Money Talk Podcast, Friday March 8, 2019
Landaas & Company newsletter March edition now available.
Advisors on This Week’s Show
(with Max Hoelzl and Joel Dresang)
Week in Review (March 4-8, 2019)
Significant economic indicators & reports
The Commerce Department said the pace of construction spending declined in December, the fourth dip in seven months. Compared to December 2017, though, money spent on building projects rose 1.6% to an annual rate of $1.29 trillion. Residential construction spending declined from November and from the year before because of slower spending on single-family housing. More money has been going to the building of multi-family residences.
In a sign of weakening consumer spending, motor vehicle sales fell in February to their slowest rate since mid-2017. Data from the Bureau of Economic Analysis show an annual sales pace of 16.5 million light trucks and cars in February, down 0.9% from January and down 2.3% from the same time last year. Over both periods, the number of cars sold declined while light trucks sold faster.
The pace of new home sales quickened in December, although it remained below year-ago levels. The Commerce Department said full-year 2018 sales reached 622,000, which was 1.5% more than 2017. New home sales were down about 13% from their post-recession peak In November 2017. They’re less than half of what they were at their peak in 2005. The median sales price fell 7.2% from December 2017, the fifth decline in seven months.
The non-manufacturing sector continued to expand in February for the 109th consecutive month. The ISM non-manufacturing index quickened after two months of slowing. All 18 industries surveyed by the Institute for Supply Management said their business was growing. Although they expressed optimism about economic conditions, they also said they have concerns about trade policy uncertainty, capacity constraints and employment resources.
The U.S. trade deficit widened 18.8% to $59.8 billion in December, the biggest monthly gap since October 2008. The Bureau of Economic Analysis said exports fell 1.9%, while imports rose 2.1%. For the year, the level of net exports dropped to a negative $621 billion, down 12.5% from 2017 and the greatest deficit since the recession and financial collapse in 2008. Excluding services exported from the U.S., the goods deficit reached a record $891 billion. Analysts blamed the strong dollar amid slowing global economic growth.
The four-week moving average of initial unemployment claims fell for the second week in a row. Jobless applications were 36% below the 52-year average, which hasn’t been crossed in more than six years, according to Labor Department data. Demand for workers should build pressure for higher wages and increased consumer spending, which drives about two-thirds of U.S. economic activity.
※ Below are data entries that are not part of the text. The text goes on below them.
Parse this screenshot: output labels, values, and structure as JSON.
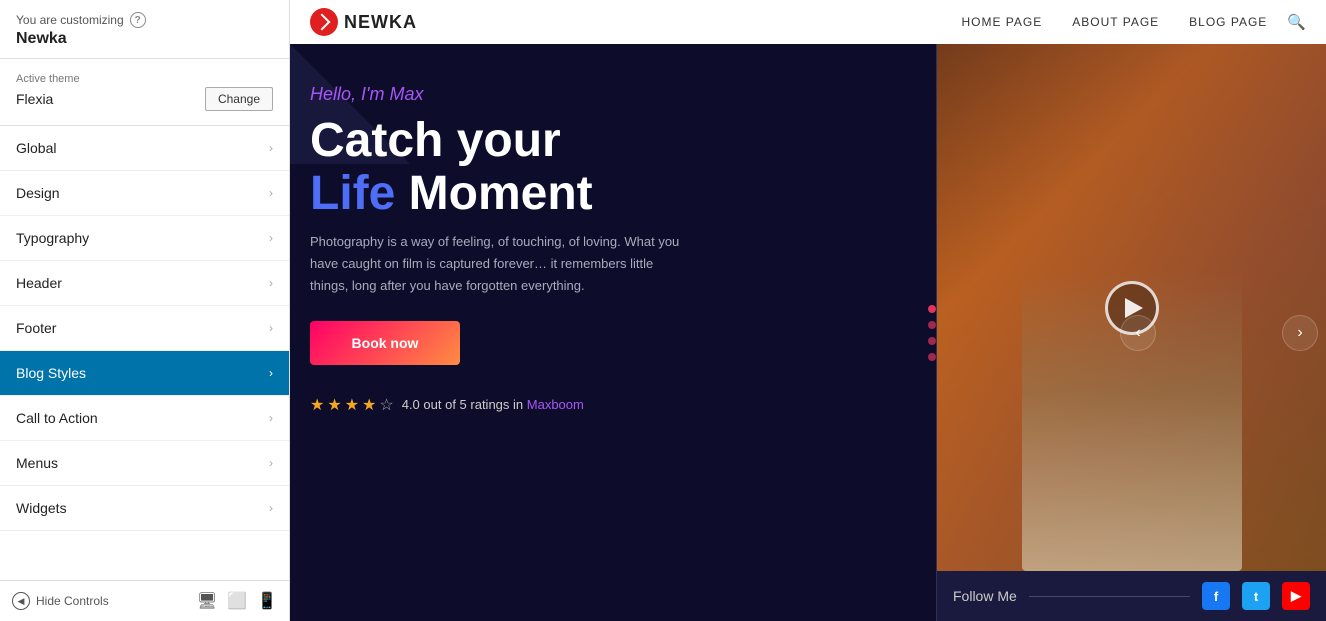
{
  "customizer": {
    "you_are_customizing": "You are customizing",
    "help_label": "?",
    "theme_name": "Newka",
    "active_theme_label": "Active theme",
    "active_theme_value": "Flexia",
    "change_button": "Change"
  },
  "nav_items": [
    {
      "id": "global",
      "label": "Global",
      "active": false
    },
    {
      "id": "design",
      "label": "Design",
      "active": false
    },
    {
      "id": "typography",
      "label": "Typography",
      "active": false
    },
    {
      "id": "header",
      "label": "Header",
      "active": false
    },
    {
      "id": "footer",
      "label": "Footer",
      "active": false
    },
    {
      "id": "blog-styles",
      "label": "Blog Styles",
      "active": true
    },
    {
      "id": "call-to-action",
      "label": "Call to Action",
      "active": false
    },
    {
      "id": "menus",
      "label": "Menus",
      "active": false
    },
    {
      "id": "widgets",
      "label": "Widgets",
      "active": false
    }
  ],
  "bottom_controls": {
    "hide_controls": "Hide Controls",
    "device_desktop": "🖥",
    "device_tablet": "📱",
    "device_mobile": "📱"
  },
  "preview": {
    "logo_text": "NEWKA",
    "nav_links": [
      "HOME PAGE",
      "ABOUT PAGE",
      "BLOG PAGE"
    ],
    "hero": {
      "greeting": "Hello, I'm Max",
      "title_line1": "Catch your",
      "title_line2_blue": "Life",
      "title_line2_white": " Moment",
      "description": "Photography is a way of feeling, of touching, of loving. What you have caught on film is captured forever… it remembers little things, long after you have forgotten everything.",
      "book_now": "Book now",
      "rating_text": "4.0 out of 5 ratings in",
      "rating_brand": "Maxboom",
      "follow_me": "Follow Me"
    }
  }
}
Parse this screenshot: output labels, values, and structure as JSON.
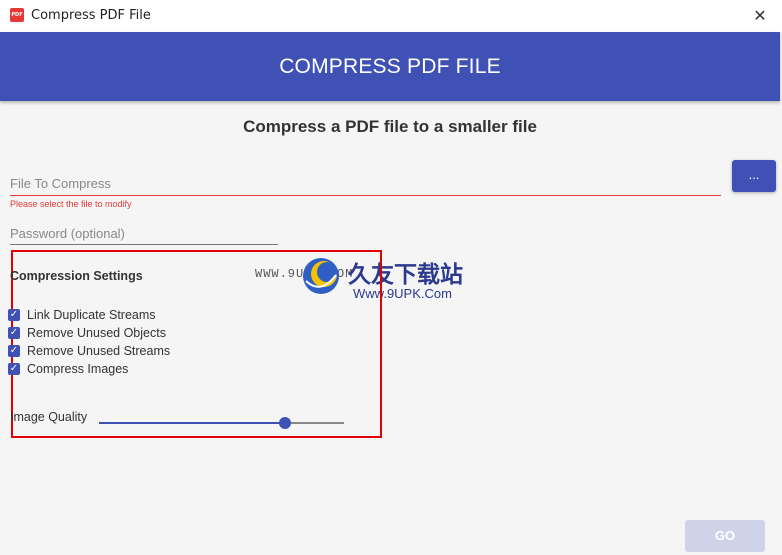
{
  "window": {
    "title": "Compress PDF File",
    "app_icon_text": "PDF",
    "close_glyph": "✕"
  },
  "header": {
    "title": "COMPRESS PDF FILE",
    "color": "#3f51b5"
  },
  "subtitle": "Compress a PDF file to a smaller file",
  "file_field": {
    "placeholder": "File To Compress",
    "value": "",
    "error": "Please select the file to modify"
  },
  "browse_button": {
    "label": "..."
  },
  "password_field": {
    "placeholder": "Password (optional)",
    "value": ""
  },
  "compression": {
    "title": "Compression Settings",
    "options": [
      {
        "label": "Link Duplicate Streams",
        "checked": true
      },
      {
        "label": "Remove Unused Objects",
        "checked": true
      },
      {
        "label": "Remove Unused Streams",
        "checked": true
      },
      {
        "label": "Compress Images",
        "checked": true
      }
    ],
    "image_quality": {
      "label": "Image Quality",
      "value_fraction": 0.76
    }
  },
  "watermark": {
    "left_text": "WWW.9UPK.COM",
    "cn_text": "久友下载站",
    "url_text": "Www.9UPK.Com"
  },
  "go_button": {
    "label": "GO",
    "enabled": false
  }
}
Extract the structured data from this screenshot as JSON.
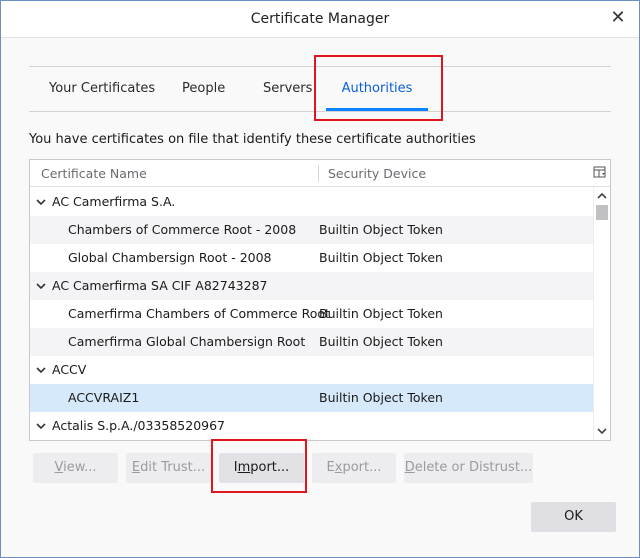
{
  "window": {
    "title": "Certificate Manager",
    "close_glyph": "✕"
  },
  "tabs": [
    {
      "label": "Your Certificates",
      "selected": false
    },
    {
      "label": "People",
      "selected": false
    },
    {
      "label": "Servers",
      "selected": false
    },
    {
      "label": "Authorities",
      "selected": true
    }
  ],
  "description": "You have certificates on file that identify these certificate authorities",
  "tree": {
    "columns": {
      "name": "Certificate Name",
      "device": "Security Device"
    },
    "rows": [
      {
        "type": "group",
        "name": "AC Camerfirma S.A.",
        "device": ""
      },
      {
        "type": "item",
        "name": "Chambers of Commerce Root - 2008",
        "device": "Builtin Object Token"
      },
      {
        "type": "item",
        "name": "Global Chambersign Root - 2008",
        "device": "Builtin Object Token"
      },
      {
        "type": "group",
        "name": "AC Camerfirma SA CIF A82743287",
        "device": ""
      },
      {
        "type": "item",
        "name": "Camerfirma Chambers of Commerce Root",
        "device": "Builtin Object Token"
      },
      {
        "type": "item",
        "name": "Camerfirma Global Chambersign Root",
        "device": "Builtin Object Token"
      },
      {
        "type": "group",
        "name": "ACCV",
        "device": ""
      },
      {
        "type": "item",
        "name": "ACCVRAIZ1",
        "device": "Builtin Object Token",
        "selected": true
      },
      {
        "type": "group",
        "name": "Actalis S.p.A./03358520967",
        "device": ""
      }
    ]
  },
  "buttons": {
    "view": {
      "accel": "V",
      "rest": "iew..."
    },
    "edit_trust": {
      "accel": "E",
      "rest": "dit Trust..."
    },
    "import": {
      "pre": "I",
      "accel": "m",
      "rest": "port..."
    },
    "export": {
      "pre": "E",
      "accel": "x",
      "rest": "port..."
    },
    "delete": {
      "accel": "D",
      "rest": "elete or Distrust..."
    },
    "ok": "OK"
  },
  "colors": {
    "accent": "#0a84ff",
    "highlight": "#e0161f",
    "selected_row": "#d6e9fb"
  }
}
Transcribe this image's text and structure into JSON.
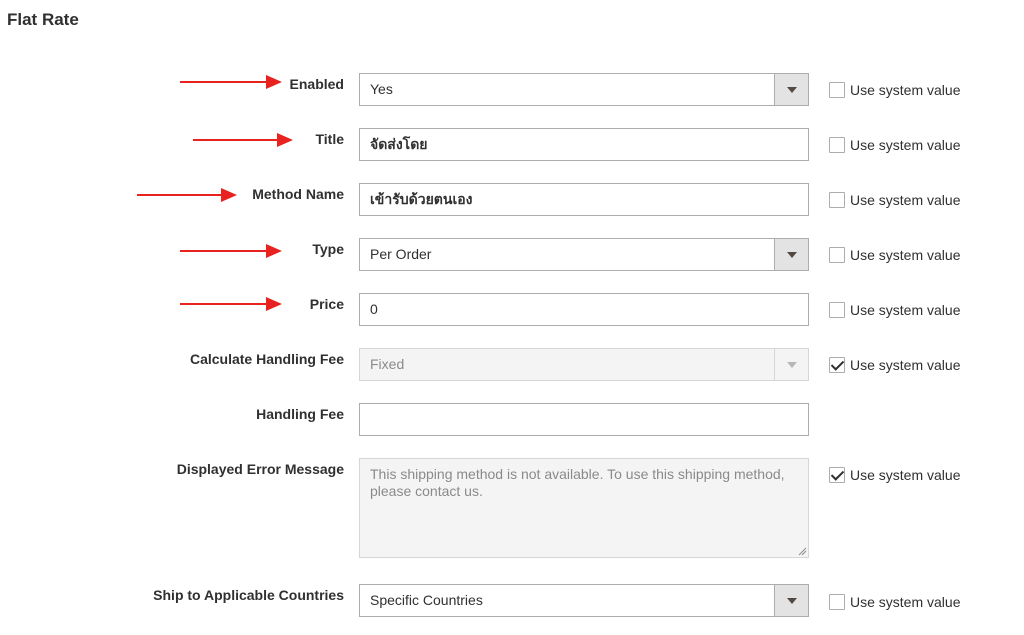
{
  "section": {
    "title": "Flat Rate"
  },
  "system_value_label": "Use system value",
  "fields": {
    "enabled": {
      "label": "Enabled",
      "value": "Yes",
      "use_system": false
    },
    "title": {
      "label": "Title",
      "value": "จัดส่งโดย",
      "use_system": false
    },
    "method_name": {
      "label": "Method Name",
      "value": "เข้ารับด้วยตนเอง",
      "use_system": false
    },
    "type": {
      "label": "Type",
      "value": "Per Order",
      "use_system": false
    },
    "price": {
      "label": "Price",
      "value": "0",
      "use_system": false
    },
    "calculate_handling_fee": {
      "label": "Calculate Handling Fee",
      "value": "Fixed",
      "use_system": true
    },
    "handling_fee": {
      "label": "Handling Fee",
      "value": ""
    },
    "displayed_error_message": {
      "label": "Displayed Error Message",
      "value": "This shipping method is not available. To use this shipping method, please contact us.",
      "use_system": true
    },
    "ship_to_applicable_countries": {
      "label": "Ship to Applicable Countries",
      "value": "Specific Countries",
      "use_system": false
    }
  },
  "annotation_color": "#e8231f"
}
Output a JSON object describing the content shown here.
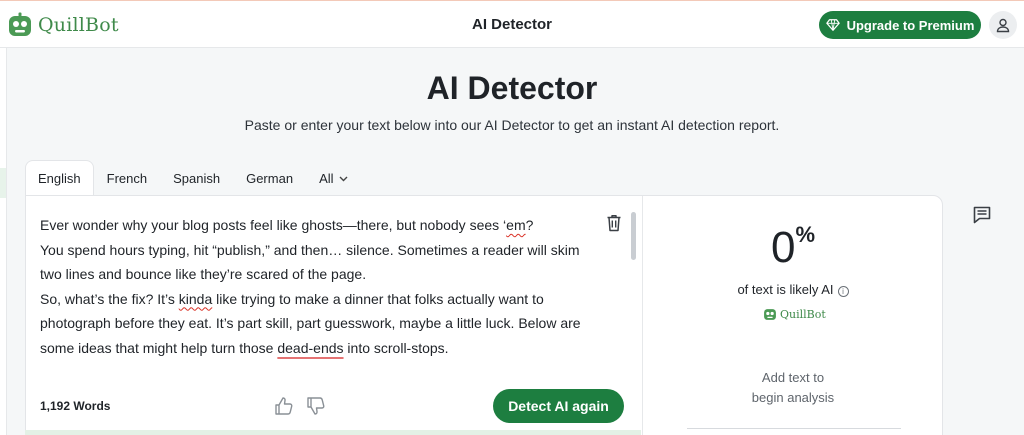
{
  "header": {
    "logo_text": "QuillBot",
    "title": "AI Detector",
    "upgrade_label": "Upgrade to Premium",
    "upgrade_icon": "diamond-icon",
    "account_icon": "user-icon"
  },
  "hero": {
    "title": "AI Detector",
    "subtitle": "Paste or enter your text below into our AI Detector to get an instant AI detection report."
  },
  "tabs": [
    {
      "label": "English",
      "active": true
    },
    {
      "label": "French",
      "active": false
    },
    {
      "label": "Spanish",
      "active": false
    },
    {
      "label": "German",
      "active": false
    },
    {
      "label": "All",
      "active": false
    }
  ],
  "editor": {
    "lines": {
      "l1_a": "Ever wonder why your blog posts feel like ghosts—there, but nobody sees ‘",
      "l1_b": "em",
      "l1_c": "?",
      "l2": "You spend hours typing, hit “publish,” and then… silence. Sometimes a reader will skim",
      "l3": "two lines and bounce like they’re scared of the page.",
      "l4_a": "So, what’s the fix? It’s ",
      "l4_b": "kinda",
      "l4_c": " like trying to make a dinner that folks actually want to",
      "l5": "photograph before they eat. It’s part skill, part guesswork, maybe a little luck. Below are",
      "l6_a": "some ideas that might help turn those ",
      "l6_b": "dead-ends",
      "l6_c": " into scroll-stops."
    },
    "word_count": "1,192 Words",
    "detect_label": "Detect AI again",
    "trash_icon": "trash-icon",
    "thumbs_up_icon": "thumbs-up-icon",
    "thumbs_down_icon": "thumbs-down-icon"
  },
  "results": {
    "percent": "0",
    "percent_sign": "%",
    "likely_label": "of text is likely AI",
    "info_glyph": "i",
    "logo_text": "QuillBot",
    "hint_line1": "Add text to",
    "hint_line2": "begin analysis"
  },
  "side": {
    "comment_icon": "comment-icon"
  },
  "colors": {
    "brand_green": "#1d7e40",
    "logo_green": "#3f8a4a"
  }
}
The Bureau of Labor Statistics reported that productivity grew at an annual pace of 1.9% in the fourth quarter of 2018, up from 1.8% in the third quarter and down from 2.8% in the second quarter. The latest productivity estimate resulted from a 3.1% rise in output and a 1.2% gain in hours worked. For all of 2018, productivity averaged 1.8%, the highest since 2009. Since 2007, the average was 1.3%, vs a 2.2% pace since 1947.
The Federal Reserve reported that growth in credit card debt rebounded in January, suggesting that Americans were more comfortable spending. So-called revolving credit expanded at an annual pace of 2.9% from December, up from 1.1% in December, but down from 5.5% in November and more than 12% in October. The bulk of consumer credit—non-revolving credit, including student loans and automotive financing—rose by an annual rate of 5.9% in January.
U.S. employers added 20,000 jobs in February, below analyst expectations and a fraction of the 223,000 average from 2018. Even so, February marked the 101st consecutive month of job gains, another record, according to the Bureau of Labor Statistics. Payroll data showed that for the fifth month in a row average hourly wages rose more than 3% from the year before. In the same report, the bureau said that the unemployment rate dropped to 3.8% from 4 % in January, hovering around the lowest levels in 50 years.
The Commerce Department said the pace of housing starts picked up in January after a slowdown in December attributed to bad weather and wild fires in California. The annual rate of 1.23 million residential units to begin construction in February was the highest since May, though still less than half the peak in 2006. Single-family houses led the recovery in February. Building permits also were issued at a faster rate, but multi-unit complexes led the increase.
Where the Markets Closed for the Week
- Nasdaq – 7,392, down 204 points or 2.7%
- Standard & Poor’s 500 – 2,743, down 61 points or 2.2%
- Dow Jones Industrial– 25,383, down 644 points or 2.5%
- 10-year U.S. Treasury Note – 2.62%, down 0.13 point